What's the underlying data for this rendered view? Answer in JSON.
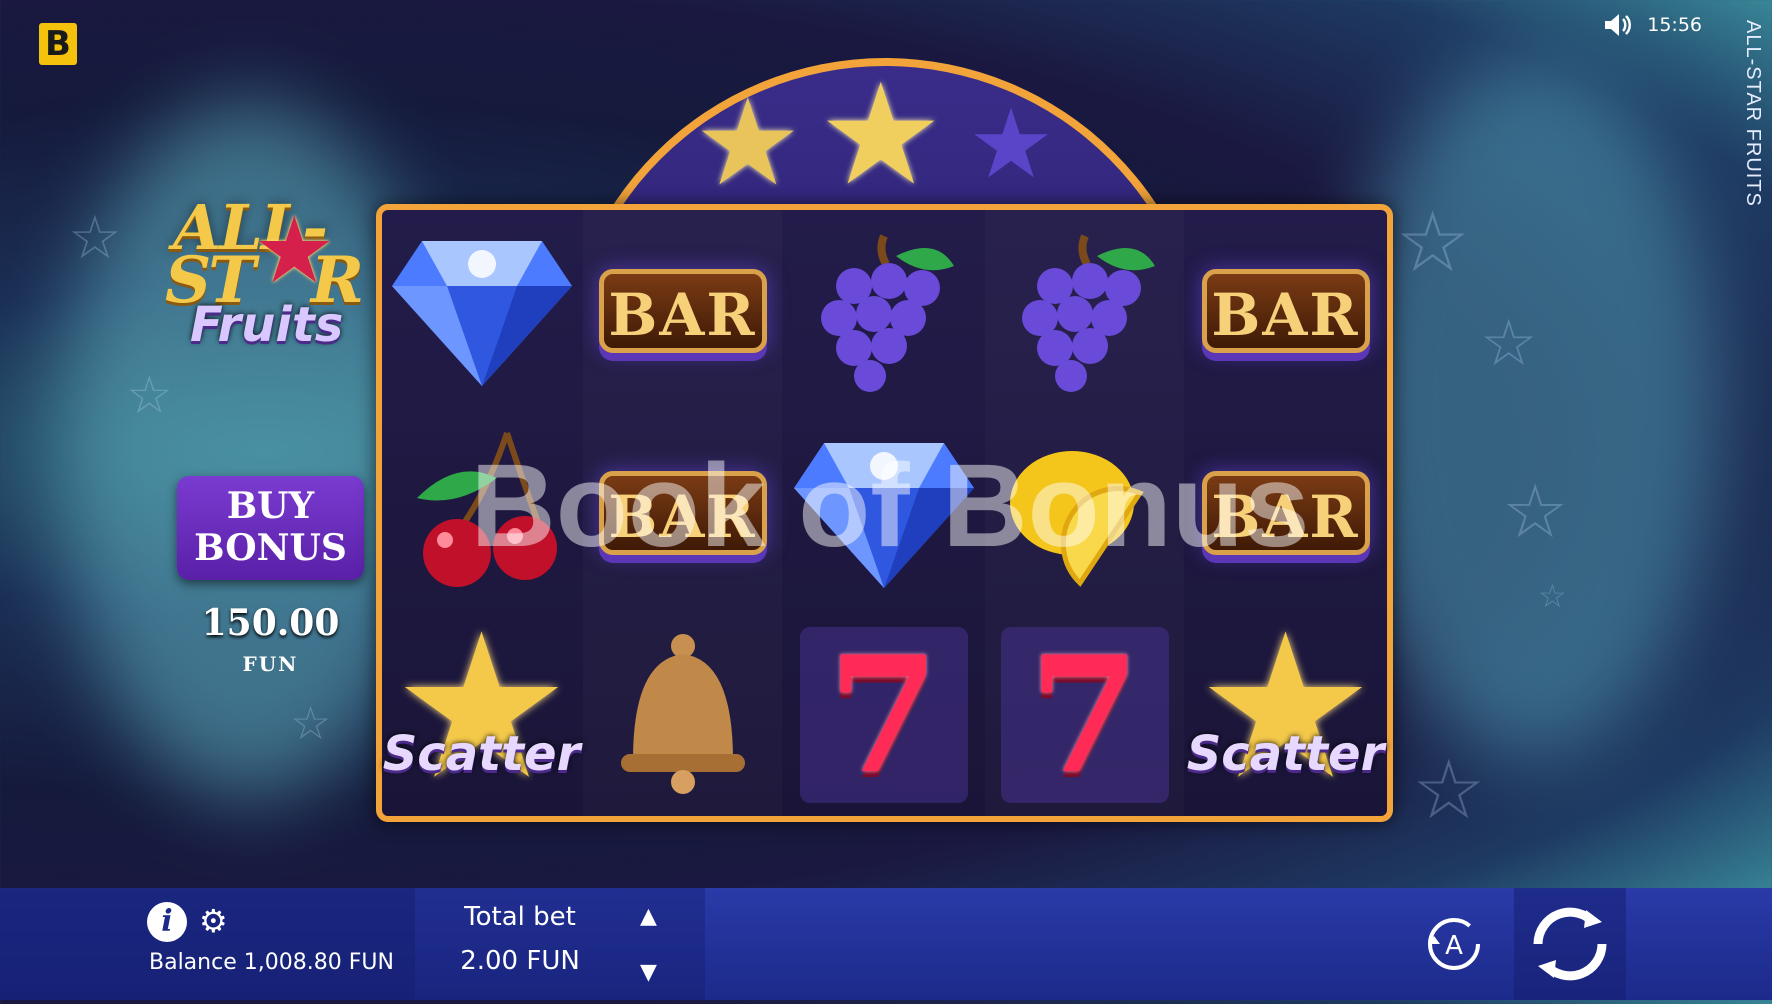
{
  "brand": {
    "logo_letter": "B"
  },
  "status": {
    "time": "15:56",
    "sound_icon": "speaker-icon"
  },
  "game_title_vertical": "ALL-STAR FRUITS",
  "logo": {
    "line1": "ALL-",
    "line2": "ST",
    "line2b": "R",
    "line3": "Fruits"
  },
  "buy_bonus": {
    "label": "BUY\nBONUS",
    "price": "150.00",
    "currency": "FUN"
  },
  "reels": [
    [
      "diamond",
      "cherry",
      "scatter"
    ],
    [
      "bar",
      "bar",
      "bell"
    ],
    [
      "grapes",
      "diamond",
      "seven"
    ],
    [
      "grapes",
      "lemon",
      "seven"
    ],
    [
      "bar",
      "bar",
      "scatter"
    ]
  ],
  "symbol_text": {
    "bar": "BAR",
    "scatter": "Scatter",
    "seven": "7"
  },
  "watermark": "Book of Bonus",
  "bottom_bar": {
    "balance": "Balance 1,008.80 FUN",
    "total_bet_label": "Total bet",
    "total_bet_value": "2.00 FUN",
    "auto_label": "A"
  },
  "colors": {
    "accent_gold": "#f2a33a",
    "bonus_purple": "#6a2ec0",
    "bar_blue": "#2a3aa8"
  }
}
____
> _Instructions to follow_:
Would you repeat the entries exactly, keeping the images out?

> _The answer_:
What's the underlying data for this rendered view? Answer in JSON.
{
  "brand": {
    "logo_letter": "B"
  },
  "status": {
    "time": "15:56",
    "sound_icon": "speaker-icon"
  },
  "game_title_vertical": "ALL-STAR FRUITS",
  "logo": {
    "line1": "ALL-",
    "line2": "ST",
    "line2b": "R",
    "line3": "Fruits"
  },
  "buy_bonus": {
    "label": "BUY\nBONUS",
    "price": "150.00",
    "currency": "FUN"
  },
  "reels": [
    [
      "diamond",
      "cherry",
      "scatter"
    ],
    [
      "bar",
      "bar",
      "bell"
    ],
    [
      "grapes",
      "diamond",
      "seven"
    ],
    [
      "grapes",
      "lemon",
      "seven"
    ],
    [
      "bar",
      "bar",
      "scatter"
    ]
  ],
  "symbol_text": {
    "bar": "BAR",
    "scatter": "Scatter",
    "seven": "7"
  },
  "watermark": "Book of Bonus",
  "bottom_bar": {
    "balance": "Balance 1,008.80 FUN",
    "total_bet_label": "Total bet",
    "total_bet_value": "2.00 FUN",
    "auto_label": "A"
  },
  "colors": {
    "accent_gold": "#f2a33a",
    "bonus_purple": "#6a2ec0",
    "bar_blue": "#2a3aa8"
  }
}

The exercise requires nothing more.